Task prompt ::
Go line by line through the records below. Copy whichever lines contain the string "JSON".

Information supplied ::
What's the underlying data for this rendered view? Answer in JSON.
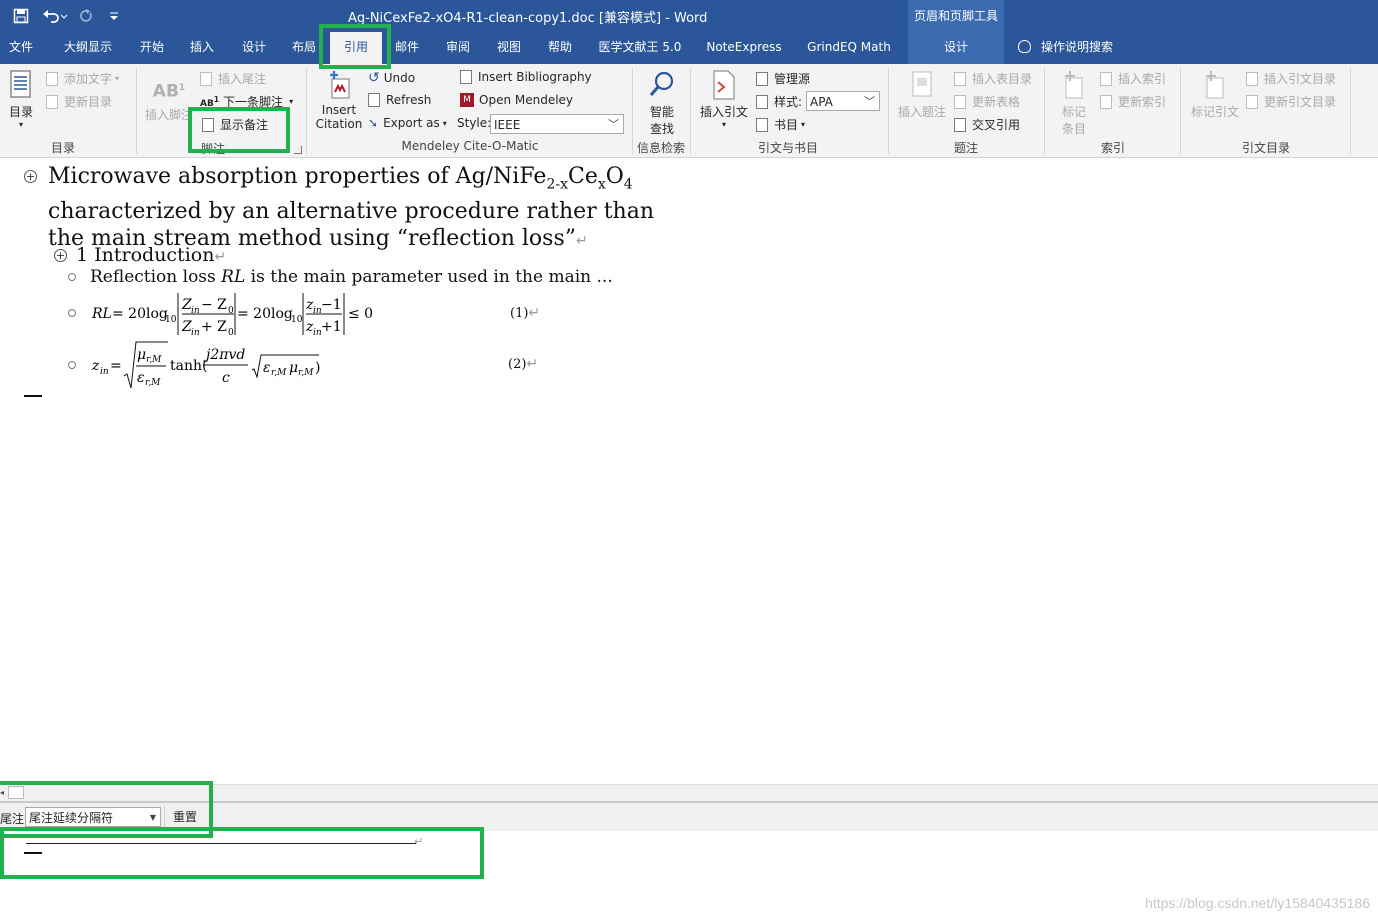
{
  "window": {
    "title": "Ag-NiCexFe2-xO4-R1-clean-copy1.doc [兼容模式]  -  Word",
    "contextual_tools_label": "页眉和页脚工具"
  },
  "tabs": [
    "文件",
    "大纲显示",
    "开始",
    "插入",
    "设计",
    "布局",
    "引用",
    "邮件",
    "审阅",
    "视图",
    "帮助",
    "医学文献王 5.0",
    "NoteExpress",
    "GrindEQ Math",
    "设计"
  ],
  "active_tab": "引用",
  "tell_me": "操作说明搜索",
  "ribbon": {
    "toc": {
      "toc_button": "目录",
      "add_text": "添加文字",
      "update_toc": "更新目录",
      "group": "目录"
    },
    "footnotes": {
      "insert_footnote": "插入脚注",
      "insert_endnote": "插入尾注",
      "next_footnote": "下一条脚注",
      "show_notes": "显示备注",
      "group": "脚注"
    },
    "mendeley": {
      "insert_citation_line1": "Insert",
      "insert_citation_line2": "Citation",
      "undo": "Undo",
      "refresh": "Refresh",
      "export_as": "Export as",
      "insert_bibliography": "Insert Bibliography",
      "open_mendeley": "Open Mendeley",
      "style_label": "Style:",
      "style_value": "IEEE",
      "group": "Mendeley Cite-O-Matic"
    },
    "research": {
      "smart_lookup_line1": "智能",
      "smart_lookup_line2": "查找",
      "group": "信息检索"
    },
    "citations": {
      "insert_citation": "插入引文",
      "manage_sources": "管理源",
      "style_label": "样式:",
      "style_value": "APA",
      "bibliography": "书目",
      "group": "引文与书目"
    },
    "captions": {
      "insert_caption": "插入题注",
      "insert_table_of_figures": "插入表目录",
      "update_table": "更新表格",
      "cross_reference": "交叉引用",
      "group": "题注"
    },
    "index": {
      "mark_entry_line1": "标记",
      "mark_entry_line2": "条目",
      "insert_index": "插入索引",
      "update_index": "更新索引",
      "group": "索引"
    },
    "toa": {
      "mark_citation": "标记引文",
      "insert_toa": "插入引文目录",
      "update_toa": "更新引文目录",
      "group": "引文目录"
    }
  },
  "document": {
    "title_line1": "Microwave absorption properties of Ag/NiFe",
    "title_sub1": "2-x",
    "title_mid": "Ce",
    "title_sub2": "x",
    "title_end": "O",
    "title_sub3": "4",
    "title_line2": "characterized by an alternative procedure rather than",
    "title_line3": "the main stream method using “reflection loss”",
    "heading": "1 Introduction",
    "bullet1_a": "Reflection loss ",
    "bullet1_rl": "RL",
    "bullet1_b": " is the main parameter used in the main ...",
    "eq1_number": "(1)",
    "eq2_number": "(2)",
    "eq1": {
      "lhs": "RL",
      "eq": " = 20log",
      "sub10": "10",
      "num1": "Z",
      "num1_sub": "in",
      "minus_z0": " − Z",
      "z0_sub": "0",
      "den_plus": " + Z",
      "mid": " = 20log",
      "num2": "z",
      "num2_rest": " −1",
      "den2_rest": " +1",
      "le0": "≤ 0"
    },
    "eq2": {
      "lhs": "z",
      "lhs_sub": "in",
      "eq": " =",
      "mu": "μ",
      "mu_sub": "r,M",
      "eps": "ε",
      "eps_sub": "r,M",
      "tanh": "tanh(",
      "num": "j2πvd",
      "den": "c",
      "close": ")"
    }
  },
  "notes_pane": {
    "label": "尾注",
    "selected": "尾注延续分隔符",
    "reset": "重置"
  },
  "watermark": "https://blog.csdn.net/ly15840435186",
  "colors": {
    "title_bar": "#2b579a",
    "highlight": "#22b14c"
  }
}
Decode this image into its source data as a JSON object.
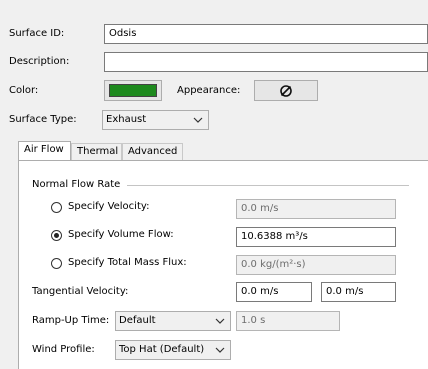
{
  "surface": {
    "id_label": "Surface ID:",
    "id_value": "Odsis",
    "description_label": "Description:",
    "description_value": "",
    "color_label": "Color:",
    "color_swatch": "#1e8a1e",
    "appearance_label": "Appearance:",
    "appearance_icon": "null-symbol-icon",
    "type_label": "Surface Type:",
    "type_value": "Exhaust"
  },
  "tabs": [
    {
      "label": "Air Flow",
      "active": true
    },
    {
      "label": "Thermal",
      "active": false
    },
    {
      "label": "Advanced",
      "active": false
    }
  ],
  "airflow": {
    "group_label": "Normal Flow Rate",
    "velocity_label": "Specify Velocity:",
    "velocity_value": "0.0 m/s",
    "volume_label": "Specify Volume Flow:",
    "volume_value": "10.6388 m³/s",
    "mass_label": "Specify Total Mass Flux:",
    "mass_value": "0.0 kg/(m²·s)",
    "selected": "volume",
    "tangential_label": "Tangential Velocity:",
    "tangential_x": "0.0 m/s",
    "tangential_y": "0.0 m/s",
    "ramp_label": "Ramp-Up Time:",
    "ramp_value": "Default",
    "ramp_time": "1.0 s",
    "wind_label": "Wind Profile:",
    "wind_value": "Top Hat (Default)"
  }
}
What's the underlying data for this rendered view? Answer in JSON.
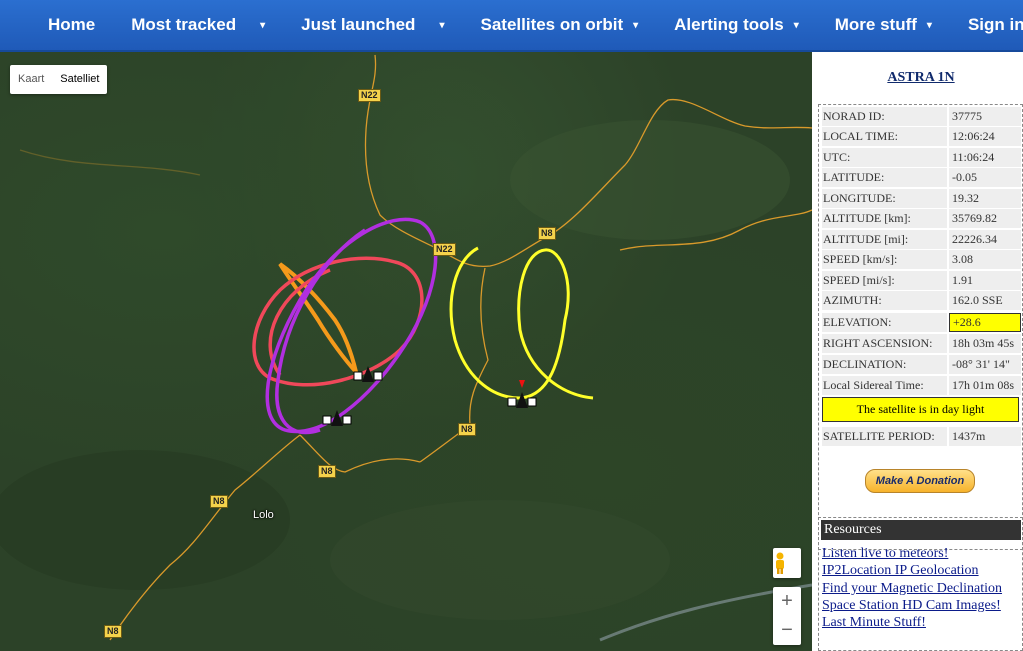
{
  "nav": {
    "items": [
      {
        "label": "Home",
        "dropdown": false
      },
      {
        "label": "Most tracked",
        "dropdown": true
      },
      {
        "label": "Just launched",
        "dropdown": true
      },
      {
        "label": "Satellites on orbit",
        "dropdown": true
      },
      {
        "label": "Alerting tools",
        "dropdown": true
      },
      {
        "label": "More stuff",
        "dropdown": true
      },
      {
        "label": "Sign in",
        "dropdown": false
      }
    ],
    "caret": "▾"
  },
  "map": {
    "type_buttons": [
      "Kaart",
      "Satelliet"
    ],
    "active_type": "Satelliet",
    "roads": [
      "N22",
      "N22",
      "N8",
      "N8",
      "N8",
      "N8",
      "N8"
    ],
    "city": "Lolo",
    "zoom_in": "+",
    "zoom_out": "−",
    "pegman_icon": "pegman-icon",
    "colors": {
      "orange_track": "#f59a1b",
      "red_track": "#f0485a",
      "purple_track": "#b12fe0",
      "yellow_track": "#ffff2a",
      "roads": "#d99a2b"
    }
  },
  "satellite": {
    "name": "ASTRA 1N",
    "fields": [
      {
        "label": "NORAD ID:",
        "value": "37775"
      },
      {
        "label": "LOCAL TIME:",
        "value": "12:06:24"
      },
      {
        "label": "UTC:",
        "value": "11:06:24"
      },
      {
        "label": "LATITUDE:",
        "value": "-0.05"
      },
      {
        "label": "LONGITUDE:",
        "value": "19.32"
      },
      {
        "label": "ALTITUDE [km]:",
        "value": "35769.82"
      },
      {
        "label": "ALTITUDE [mi]:",
        "value": "22226.34"
      },
      {
        "label": "SPEED [km/s]:",
        "value": "3.08"
      },
      {
        "label": "SPEED [mi/s]:",
        "value": "1.91"
      },
      {
        "label": "AZIMUTH:",
        "value": "162.0 SSE"
      },
      {
        "label": "ELEVATION:",
        "value": "+28.6"
      },
      {
        "label": "RIGHT ASCENSION:",
        "value": "18h 03m 45s"
      },
      {
        "label": "DECLINATION:",
        "value": "-08° 31' 14\""
      },
      {
        "label": "Local Sidereal Time:",
        "value": "17h 01m 08s"
      }
    ],
    "day_status": "The satellite is in day light",
    "period_label": "SATELLITE PERIOD:",
    "period_value": "1437m",
    "donate_label": "Make A Donation"
  },
  "resources": {
    "title": "Resources",
    "links": [
      "Listen live to meteors!",
      "IP2Location IP Geolocation",
      "Find your Magnetic Declination",
      "Space Station HD Cam Images!",
      "Last Minute Stuff!"
    ]
  }
}
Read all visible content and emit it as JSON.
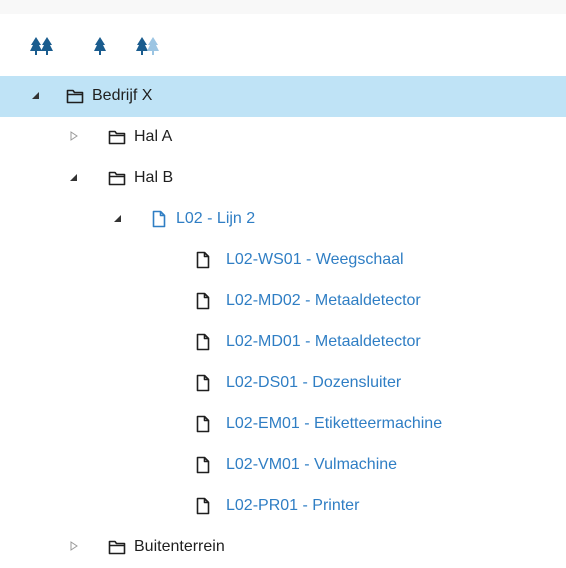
{
  "colors": {
    "accent": "#2f7ec4",
    "selected_bg": "#bfe3f6",
    "text": "#1f1f1f",
    "icon_dark": "#1a5c8e",
    "icon_light": "#9cc5e3",
    "toggle_collapsed": "#9a9a9a",
    "toggle_expanded": "#333333"
  },
  "toolbar": {
    "buttons": [
      {
        "name": "expand-all-button",
        "icon": "trees-icon"
      },
      {
        "name": "expand-level-button",
        "icon": "tree-icon"
      },
      {
        "name": "collapse-all-button",
        "icon": "trees-faded-icon"
      }
    ]
  },
  "tree": {
    "root": {
      "label": "Bedrijf X",
      "expanded": true,
      "selected": true,
      "type": "folder"
    },
    "hal_a": {
      "label": "Hal A",
      "expanded": false,
      "type": "folder"
    },
    "hal_b": {
      "label": "Hal B",
      "expanded": true,
      "type": "folder"
    },
    "lijn_2": {
      "label": "L02 - Lijn 2",
      "expanded": true,
      "type": "file"
    },
    "machines": [
      {
        "label": "L02-WS01 - Weegschaal"
      },
      {
        "label": "L02-MD02 - Metaaldetector"
      },
      {
        "label": "L02-MD01 - Metaaldetector"
      },
      {
        "label": "L02-DS01 - Dozensluiter"
      },
      {
        "label": "L02-EM01 - Etiketteermachine"
      },
      {
        "label": "L02-VM01 - Vulmachine"
      },
      {
        "label": "L02-PR01 - Printer"
      }
    ],
    "buitenterrein": {
      "label": "Buitenterrein",
      "expanded": false,
      "type": "folder"
    }
  }
}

Written answer ::
What's the underlying data for this rendered view? Answer in JSON.
Decode this image into its source data as a JSON object.
What's the underlying data for this rendered view? Answer in JSON.
Read all visible content and emit it as JSON.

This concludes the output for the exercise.